• [What you need to do]:
Since the copy must match the original, write out each record word for word, skipping only the pictures.

• [The input]:
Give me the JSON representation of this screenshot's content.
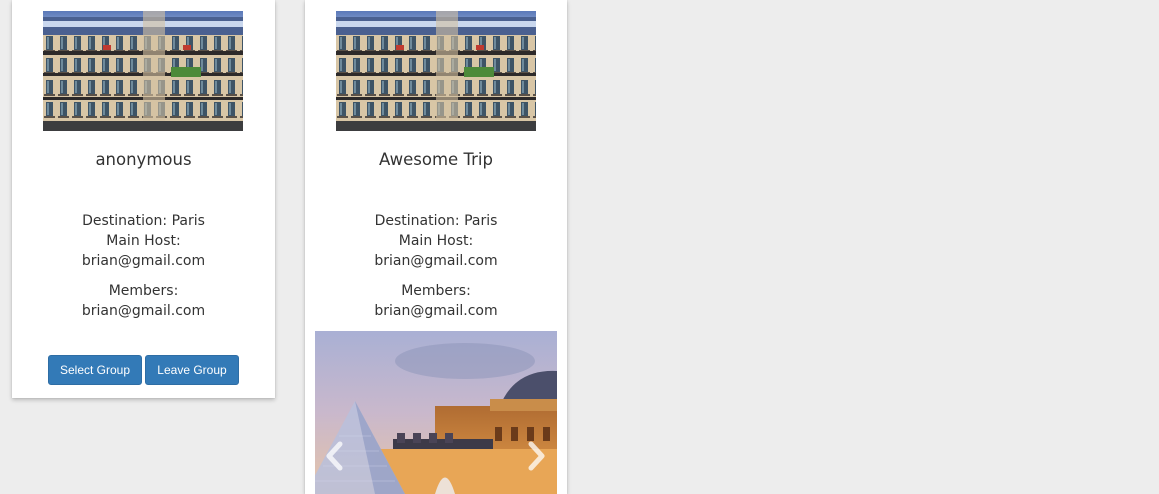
{
  "groups": [
    {
      "title": "anonymous",
      "destination": "Destination: Paris",
      "host_label": "Main Host:",
      "host_email": "brian@gmail.com",
      "members_label": "Members:",
      "member_email": "brian@gmail.com",
      "select_label": "Select Group",
      "leave_label": "Leave Group"
    },
    {
      "title": "Awesome Trip",
      "destination": "Destination: Paris",
      "host_label": "Main Host:",
      "host_email": "brian@gmail.com",
      "members_label": "Members:",
      "member_email": "brian@gmail.com"
    }
  ],
  "colors": {
    "page_bg": "#ededed",
    "button_bg": "#337ab7",
    "card_bg": "#ffffff"
  },
  "icons": {
    "carousel_prev": "chevron-left-icon",
    "carousel_next": "chevron-right-icon"
  }
}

• [Task answer]:
Give me the JSON representation of this screenshot's content.
{
  "groups": [
    {
      "title": "anonymous",
      "destination": "Destination: Paris",
      "host_label": "Main Host:",
      "host_email": "brian@gmail.com",
      "members_label": "Members:",
      "member_email": "brian@gmail.com",
      "select_label": "Select Group",
      "leave_label": "Leave Group"
    },
    {
      "title": "Awesome Trip",
      "destination": "Destination: Paris",
      "host_label": "Main Host:",
      "host_email": "brian@gmail.com",
      "members_label": "Members:",
      "member_email": "brian@gmail.com"
    }
  ],
  "colors": {
    "page_bg": "#ededed",
    "button_bg": "#337ab7",
    "card_bg": "#ffffff"
  },
  "icons": {
    "carousel_prev": "chevron-left-icon",
    "carousel_next": "chevron-right-icon"
  }
}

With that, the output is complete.